When you and your spouse decide to get a divorce, this decision may have come after careful deliberation and, in some cases, extensive marriage counseling. Each divorce is unique, and your breakup will undoubtedly impact your children in various ways. How your children respond may depend on their age, their personality, and the circumstances of the divorce. The initial reaction is often shock, anger, sadness, or fear. While dealing with these emotions can be difficult, there are ways you and your ex can help your children adjust during this major transition. As with anything in life, going through a divorce can be a learning experience for all involved parties. The coping mechanisms that your children learn for dealing with stress during your divorce may help them grow up to be more flexible, accepting adults.
Practical Steps for Moving On
Similar to how adults often need emotional support from friends, family members, or mental health professionals during a divorce, children also may require extra attention during this transitional phase. In some situations, children might think the divorce is their fault, and they may blame themselves for the breakup of the marriage. It is critical to make sure they understand the divorce is not a result of anything they did or did not do; it is something between you and your spouse.

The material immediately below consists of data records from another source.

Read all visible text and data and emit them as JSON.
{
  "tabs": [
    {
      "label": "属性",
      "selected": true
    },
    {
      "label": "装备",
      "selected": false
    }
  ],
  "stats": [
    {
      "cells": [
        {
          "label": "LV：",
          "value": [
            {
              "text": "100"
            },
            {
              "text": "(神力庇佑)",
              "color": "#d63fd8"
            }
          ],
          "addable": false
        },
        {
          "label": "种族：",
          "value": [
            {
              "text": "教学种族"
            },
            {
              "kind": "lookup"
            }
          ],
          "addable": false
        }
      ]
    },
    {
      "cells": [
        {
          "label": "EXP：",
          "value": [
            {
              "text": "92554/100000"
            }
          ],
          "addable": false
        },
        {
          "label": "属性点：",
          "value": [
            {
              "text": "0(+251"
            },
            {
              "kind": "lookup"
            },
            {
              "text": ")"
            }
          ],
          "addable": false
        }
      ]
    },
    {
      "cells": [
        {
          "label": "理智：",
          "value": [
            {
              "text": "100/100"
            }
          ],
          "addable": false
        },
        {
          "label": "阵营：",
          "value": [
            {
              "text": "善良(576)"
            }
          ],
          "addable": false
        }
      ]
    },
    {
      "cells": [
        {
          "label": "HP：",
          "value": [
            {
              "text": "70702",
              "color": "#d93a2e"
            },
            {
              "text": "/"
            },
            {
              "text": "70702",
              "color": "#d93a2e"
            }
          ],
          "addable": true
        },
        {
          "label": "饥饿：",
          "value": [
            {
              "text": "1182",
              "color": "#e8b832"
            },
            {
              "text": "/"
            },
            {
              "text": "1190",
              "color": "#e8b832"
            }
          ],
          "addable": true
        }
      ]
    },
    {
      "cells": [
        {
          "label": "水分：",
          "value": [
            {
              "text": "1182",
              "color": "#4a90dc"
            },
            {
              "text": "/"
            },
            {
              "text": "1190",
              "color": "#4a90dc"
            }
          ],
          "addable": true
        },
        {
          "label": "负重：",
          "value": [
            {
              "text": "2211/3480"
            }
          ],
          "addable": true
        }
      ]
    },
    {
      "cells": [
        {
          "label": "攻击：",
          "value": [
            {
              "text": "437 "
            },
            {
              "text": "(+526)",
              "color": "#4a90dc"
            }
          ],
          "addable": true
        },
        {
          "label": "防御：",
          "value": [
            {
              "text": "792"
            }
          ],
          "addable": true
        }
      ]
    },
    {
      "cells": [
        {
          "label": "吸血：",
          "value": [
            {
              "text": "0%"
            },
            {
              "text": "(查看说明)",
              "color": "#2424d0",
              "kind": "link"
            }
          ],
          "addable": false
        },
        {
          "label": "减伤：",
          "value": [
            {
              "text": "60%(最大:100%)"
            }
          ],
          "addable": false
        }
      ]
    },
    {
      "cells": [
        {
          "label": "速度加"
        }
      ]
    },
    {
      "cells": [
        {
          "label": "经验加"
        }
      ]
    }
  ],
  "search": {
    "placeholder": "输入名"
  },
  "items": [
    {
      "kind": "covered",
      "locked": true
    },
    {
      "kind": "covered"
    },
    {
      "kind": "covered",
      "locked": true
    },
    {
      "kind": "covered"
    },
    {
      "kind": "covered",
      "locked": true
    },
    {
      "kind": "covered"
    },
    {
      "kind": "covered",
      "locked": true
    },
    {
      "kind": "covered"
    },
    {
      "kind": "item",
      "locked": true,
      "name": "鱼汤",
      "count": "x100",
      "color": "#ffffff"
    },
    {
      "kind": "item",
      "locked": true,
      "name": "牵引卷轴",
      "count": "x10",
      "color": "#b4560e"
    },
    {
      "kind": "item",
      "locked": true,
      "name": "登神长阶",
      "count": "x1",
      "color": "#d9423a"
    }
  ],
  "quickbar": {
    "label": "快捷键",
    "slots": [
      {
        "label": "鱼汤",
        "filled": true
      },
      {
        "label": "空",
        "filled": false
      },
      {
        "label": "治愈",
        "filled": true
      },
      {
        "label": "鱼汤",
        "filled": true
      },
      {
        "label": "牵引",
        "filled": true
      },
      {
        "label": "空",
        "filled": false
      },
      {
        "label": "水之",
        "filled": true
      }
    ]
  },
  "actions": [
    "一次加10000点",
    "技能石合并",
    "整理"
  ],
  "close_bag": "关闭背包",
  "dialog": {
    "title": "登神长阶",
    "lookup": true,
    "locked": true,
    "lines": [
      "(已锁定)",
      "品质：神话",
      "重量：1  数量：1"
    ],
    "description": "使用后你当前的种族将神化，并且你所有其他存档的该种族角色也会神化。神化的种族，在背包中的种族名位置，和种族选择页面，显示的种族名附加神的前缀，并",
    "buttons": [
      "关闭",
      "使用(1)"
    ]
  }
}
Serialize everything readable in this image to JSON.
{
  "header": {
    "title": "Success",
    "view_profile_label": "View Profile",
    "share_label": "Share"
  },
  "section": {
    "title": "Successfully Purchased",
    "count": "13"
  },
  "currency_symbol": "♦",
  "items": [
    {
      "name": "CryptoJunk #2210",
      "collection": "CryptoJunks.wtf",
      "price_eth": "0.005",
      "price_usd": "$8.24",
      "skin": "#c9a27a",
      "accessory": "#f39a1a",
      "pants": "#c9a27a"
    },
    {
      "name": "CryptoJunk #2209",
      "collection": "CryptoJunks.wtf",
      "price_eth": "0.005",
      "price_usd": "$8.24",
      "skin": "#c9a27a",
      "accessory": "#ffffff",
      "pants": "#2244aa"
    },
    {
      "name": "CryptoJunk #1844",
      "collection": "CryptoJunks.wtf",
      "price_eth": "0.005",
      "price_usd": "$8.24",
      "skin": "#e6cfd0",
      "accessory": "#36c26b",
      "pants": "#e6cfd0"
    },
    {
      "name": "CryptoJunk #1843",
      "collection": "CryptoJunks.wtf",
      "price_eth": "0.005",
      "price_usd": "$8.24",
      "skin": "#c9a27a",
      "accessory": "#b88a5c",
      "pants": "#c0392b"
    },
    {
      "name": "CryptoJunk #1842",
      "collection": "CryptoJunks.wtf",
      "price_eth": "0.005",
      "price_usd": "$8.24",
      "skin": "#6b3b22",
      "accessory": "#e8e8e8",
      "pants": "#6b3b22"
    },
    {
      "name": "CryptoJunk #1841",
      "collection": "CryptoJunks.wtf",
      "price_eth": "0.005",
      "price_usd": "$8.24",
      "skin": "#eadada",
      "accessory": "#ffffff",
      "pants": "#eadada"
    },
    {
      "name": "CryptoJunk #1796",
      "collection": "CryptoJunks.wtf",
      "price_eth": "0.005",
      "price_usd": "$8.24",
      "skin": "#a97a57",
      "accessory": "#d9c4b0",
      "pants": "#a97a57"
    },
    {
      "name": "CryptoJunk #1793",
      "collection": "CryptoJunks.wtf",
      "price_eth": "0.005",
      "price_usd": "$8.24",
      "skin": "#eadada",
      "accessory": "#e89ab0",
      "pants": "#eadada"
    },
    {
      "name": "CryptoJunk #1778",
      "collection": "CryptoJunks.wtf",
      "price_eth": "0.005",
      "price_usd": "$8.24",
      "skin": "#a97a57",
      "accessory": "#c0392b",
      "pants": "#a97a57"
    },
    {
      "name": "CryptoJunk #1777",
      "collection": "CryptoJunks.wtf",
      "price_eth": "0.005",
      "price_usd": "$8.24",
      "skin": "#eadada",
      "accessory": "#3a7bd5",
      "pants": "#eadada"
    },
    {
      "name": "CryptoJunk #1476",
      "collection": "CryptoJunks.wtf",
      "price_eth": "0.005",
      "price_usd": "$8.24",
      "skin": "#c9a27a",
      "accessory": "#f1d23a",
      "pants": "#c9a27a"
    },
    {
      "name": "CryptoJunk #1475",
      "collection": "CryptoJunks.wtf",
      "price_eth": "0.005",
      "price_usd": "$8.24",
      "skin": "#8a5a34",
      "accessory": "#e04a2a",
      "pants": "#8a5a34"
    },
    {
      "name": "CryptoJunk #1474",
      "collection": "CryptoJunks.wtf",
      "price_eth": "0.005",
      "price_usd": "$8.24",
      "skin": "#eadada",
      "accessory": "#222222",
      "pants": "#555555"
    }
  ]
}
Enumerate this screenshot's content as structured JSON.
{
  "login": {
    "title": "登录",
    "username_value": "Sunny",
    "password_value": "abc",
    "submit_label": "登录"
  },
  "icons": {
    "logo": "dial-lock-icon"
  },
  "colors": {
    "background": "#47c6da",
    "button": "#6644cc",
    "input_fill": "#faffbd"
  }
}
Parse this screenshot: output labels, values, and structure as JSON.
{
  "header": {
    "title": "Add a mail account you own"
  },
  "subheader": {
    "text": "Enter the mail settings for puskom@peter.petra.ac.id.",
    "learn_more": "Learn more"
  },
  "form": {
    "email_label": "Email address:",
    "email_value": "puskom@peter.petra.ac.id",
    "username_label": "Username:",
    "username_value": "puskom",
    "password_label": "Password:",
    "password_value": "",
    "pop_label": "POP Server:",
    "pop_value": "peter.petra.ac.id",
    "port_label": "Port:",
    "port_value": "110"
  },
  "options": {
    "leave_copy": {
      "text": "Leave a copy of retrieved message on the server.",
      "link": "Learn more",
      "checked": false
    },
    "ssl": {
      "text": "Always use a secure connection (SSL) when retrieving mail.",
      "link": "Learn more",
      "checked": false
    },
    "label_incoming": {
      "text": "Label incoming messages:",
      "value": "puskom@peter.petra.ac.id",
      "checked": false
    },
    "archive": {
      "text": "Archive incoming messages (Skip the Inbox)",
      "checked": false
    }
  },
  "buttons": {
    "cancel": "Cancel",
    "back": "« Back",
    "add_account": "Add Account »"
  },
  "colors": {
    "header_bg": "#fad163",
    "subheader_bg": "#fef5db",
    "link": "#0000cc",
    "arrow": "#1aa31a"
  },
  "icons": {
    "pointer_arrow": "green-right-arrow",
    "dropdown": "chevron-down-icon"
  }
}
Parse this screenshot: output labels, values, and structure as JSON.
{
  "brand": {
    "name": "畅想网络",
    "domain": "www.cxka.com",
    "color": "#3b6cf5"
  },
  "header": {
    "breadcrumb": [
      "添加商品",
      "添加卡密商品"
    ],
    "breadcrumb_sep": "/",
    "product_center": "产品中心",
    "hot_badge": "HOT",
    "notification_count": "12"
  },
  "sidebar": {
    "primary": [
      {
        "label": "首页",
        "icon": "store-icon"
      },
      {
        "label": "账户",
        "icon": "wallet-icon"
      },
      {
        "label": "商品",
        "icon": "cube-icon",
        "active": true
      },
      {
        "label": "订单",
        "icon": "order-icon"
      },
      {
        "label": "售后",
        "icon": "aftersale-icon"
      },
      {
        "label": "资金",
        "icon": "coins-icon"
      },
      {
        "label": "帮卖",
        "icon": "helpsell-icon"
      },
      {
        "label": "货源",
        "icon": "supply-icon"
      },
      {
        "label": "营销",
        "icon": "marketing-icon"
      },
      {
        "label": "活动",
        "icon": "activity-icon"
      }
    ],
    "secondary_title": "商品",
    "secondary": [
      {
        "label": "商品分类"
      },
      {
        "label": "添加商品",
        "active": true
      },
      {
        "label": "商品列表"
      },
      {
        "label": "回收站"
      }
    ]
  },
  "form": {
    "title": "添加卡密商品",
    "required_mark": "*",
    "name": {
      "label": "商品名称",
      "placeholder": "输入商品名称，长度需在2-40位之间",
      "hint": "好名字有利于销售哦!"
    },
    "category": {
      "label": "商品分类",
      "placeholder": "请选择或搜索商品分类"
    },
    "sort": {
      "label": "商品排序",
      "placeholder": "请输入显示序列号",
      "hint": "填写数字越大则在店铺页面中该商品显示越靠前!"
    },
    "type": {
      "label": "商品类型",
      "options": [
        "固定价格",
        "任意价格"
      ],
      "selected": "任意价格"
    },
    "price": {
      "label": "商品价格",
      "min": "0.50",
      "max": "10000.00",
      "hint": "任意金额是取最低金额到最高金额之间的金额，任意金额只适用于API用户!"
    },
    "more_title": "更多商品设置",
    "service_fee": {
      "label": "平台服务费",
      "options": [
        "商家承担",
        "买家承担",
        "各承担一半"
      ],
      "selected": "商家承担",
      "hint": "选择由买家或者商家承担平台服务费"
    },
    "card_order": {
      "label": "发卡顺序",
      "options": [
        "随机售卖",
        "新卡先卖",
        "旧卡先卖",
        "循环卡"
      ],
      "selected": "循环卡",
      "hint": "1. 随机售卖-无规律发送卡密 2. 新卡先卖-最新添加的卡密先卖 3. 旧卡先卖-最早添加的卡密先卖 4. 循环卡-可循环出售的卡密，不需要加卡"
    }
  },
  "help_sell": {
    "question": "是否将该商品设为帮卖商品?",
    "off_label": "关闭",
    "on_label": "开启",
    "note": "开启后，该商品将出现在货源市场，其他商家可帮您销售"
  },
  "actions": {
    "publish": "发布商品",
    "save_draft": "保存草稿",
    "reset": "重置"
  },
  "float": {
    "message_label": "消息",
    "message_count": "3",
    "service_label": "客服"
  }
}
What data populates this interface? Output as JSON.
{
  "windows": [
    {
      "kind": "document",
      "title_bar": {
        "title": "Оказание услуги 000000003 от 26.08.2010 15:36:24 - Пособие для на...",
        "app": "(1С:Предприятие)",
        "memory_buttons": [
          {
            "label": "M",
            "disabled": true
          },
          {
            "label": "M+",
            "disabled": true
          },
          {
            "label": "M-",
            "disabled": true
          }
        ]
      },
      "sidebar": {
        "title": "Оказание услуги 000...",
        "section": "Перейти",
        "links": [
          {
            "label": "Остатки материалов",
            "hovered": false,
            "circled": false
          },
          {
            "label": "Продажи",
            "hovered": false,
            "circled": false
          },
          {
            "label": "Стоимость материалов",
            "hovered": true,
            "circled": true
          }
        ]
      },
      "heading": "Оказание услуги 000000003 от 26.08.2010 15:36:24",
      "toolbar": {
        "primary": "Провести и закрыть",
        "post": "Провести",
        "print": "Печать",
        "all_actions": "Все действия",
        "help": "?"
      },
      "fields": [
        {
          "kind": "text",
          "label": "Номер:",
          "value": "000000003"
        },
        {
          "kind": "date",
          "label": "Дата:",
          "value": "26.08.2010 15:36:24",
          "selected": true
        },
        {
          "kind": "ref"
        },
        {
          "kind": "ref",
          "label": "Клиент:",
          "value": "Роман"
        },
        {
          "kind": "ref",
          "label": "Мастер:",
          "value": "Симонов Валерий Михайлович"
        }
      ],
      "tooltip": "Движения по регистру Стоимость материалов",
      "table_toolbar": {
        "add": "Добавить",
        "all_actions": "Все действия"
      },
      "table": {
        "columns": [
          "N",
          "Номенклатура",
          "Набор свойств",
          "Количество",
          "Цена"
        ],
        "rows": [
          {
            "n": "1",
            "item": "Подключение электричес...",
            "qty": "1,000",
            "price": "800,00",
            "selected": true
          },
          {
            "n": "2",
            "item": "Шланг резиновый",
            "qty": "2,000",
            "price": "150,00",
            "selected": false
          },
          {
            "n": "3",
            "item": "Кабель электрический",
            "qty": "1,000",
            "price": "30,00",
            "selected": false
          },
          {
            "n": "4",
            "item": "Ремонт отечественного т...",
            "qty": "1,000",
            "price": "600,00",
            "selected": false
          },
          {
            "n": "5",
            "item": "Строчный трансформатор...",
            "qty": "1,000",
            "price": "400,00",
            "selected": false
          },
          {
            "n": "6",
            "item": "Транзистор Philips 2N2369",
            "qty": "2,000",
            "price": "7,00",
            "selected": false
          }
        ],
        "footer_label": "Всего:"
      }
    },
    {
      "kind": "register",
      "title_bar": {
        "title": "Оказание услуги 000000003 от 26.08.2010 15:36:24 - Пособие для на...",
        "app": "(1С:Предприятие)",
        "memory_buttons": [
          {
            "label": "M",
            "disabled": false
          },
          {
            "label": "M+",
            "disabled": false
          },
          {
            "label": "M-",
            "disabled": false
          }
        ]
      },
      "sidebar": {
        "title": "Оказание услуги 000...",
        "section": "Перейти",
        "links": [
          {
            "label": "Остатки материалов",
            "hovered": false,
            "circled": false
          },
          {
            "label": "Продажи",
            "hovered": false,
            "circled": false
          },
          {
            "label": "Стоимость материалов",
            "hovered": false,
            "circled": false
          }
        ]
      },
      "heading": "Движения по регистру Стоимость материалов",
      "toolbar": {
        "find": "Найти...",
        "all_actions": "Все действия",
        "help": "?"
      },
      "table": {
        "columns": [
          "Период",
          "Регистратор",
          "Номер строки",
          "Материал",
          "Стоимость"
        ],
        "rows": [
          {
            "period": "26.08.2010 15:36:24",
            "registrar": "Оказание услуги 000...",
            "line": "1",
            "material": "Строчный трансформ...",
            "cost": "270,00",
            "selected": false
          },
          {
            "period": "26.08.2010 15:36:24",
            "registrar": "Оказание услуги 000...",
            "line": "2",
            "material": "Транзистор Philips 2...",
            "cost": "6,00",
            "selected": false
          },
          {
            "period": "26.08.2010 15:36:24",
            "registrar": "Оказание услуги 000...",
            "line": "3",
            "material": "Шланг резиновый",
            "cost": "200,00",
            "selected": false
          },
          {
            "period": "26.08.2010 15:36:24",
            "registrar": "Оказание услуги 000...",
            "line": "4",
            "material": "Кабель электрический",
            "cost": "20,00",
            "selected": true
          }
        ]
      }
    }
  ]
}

Kids may also have a delayed reaction to the divorce. Stress can manifest itself in many ways, such as getting into trouble at school or fluctuation in appetite, sleep schedule, or behavior. They may “act out” and do things they normally would not do as a means of getting attention or rebelling against the idea of their family breaking up. It is imperative that you think about how your divorce will affect your children, rather than just thinking about yourself.
Below are some tips for helping your children cope during and after your divorce:
Encourage open communication and honesty.
Legitimize their feelings.
Make sure they know you love them.
Maintain consistency and routine.
Do not talk about the details of your divorce in front of the kids.
Seek professional help for your children from a counselor or therapist.
Regardless of the allocation of parental responsibilities and parenting time, your children’s needs should always come first. When creating a parenting plan, it is important to work with your ex-spouse to reach a decision about how you can best meet your children’s needs rather than asking your children to choose between the two of you.
Contact a Wheaton, IL Divorce Attorney
A divorce may be a fresh start for you and your ex-spouse, but it can feel like the end of the world for your children. It will be a significant adjustment for them to not have their whole family living under the same roof. However, there are ways to mitigate the negative impact of your divorce on the kids. The Andrew Cores Family Law Group is dedicated to guiding you through the process of legally ending your marriage while protecting your children’s best interests. Call one of our compassionate DuPage County divorce lawyers at 630-871-1002 today to schedule a free consultation.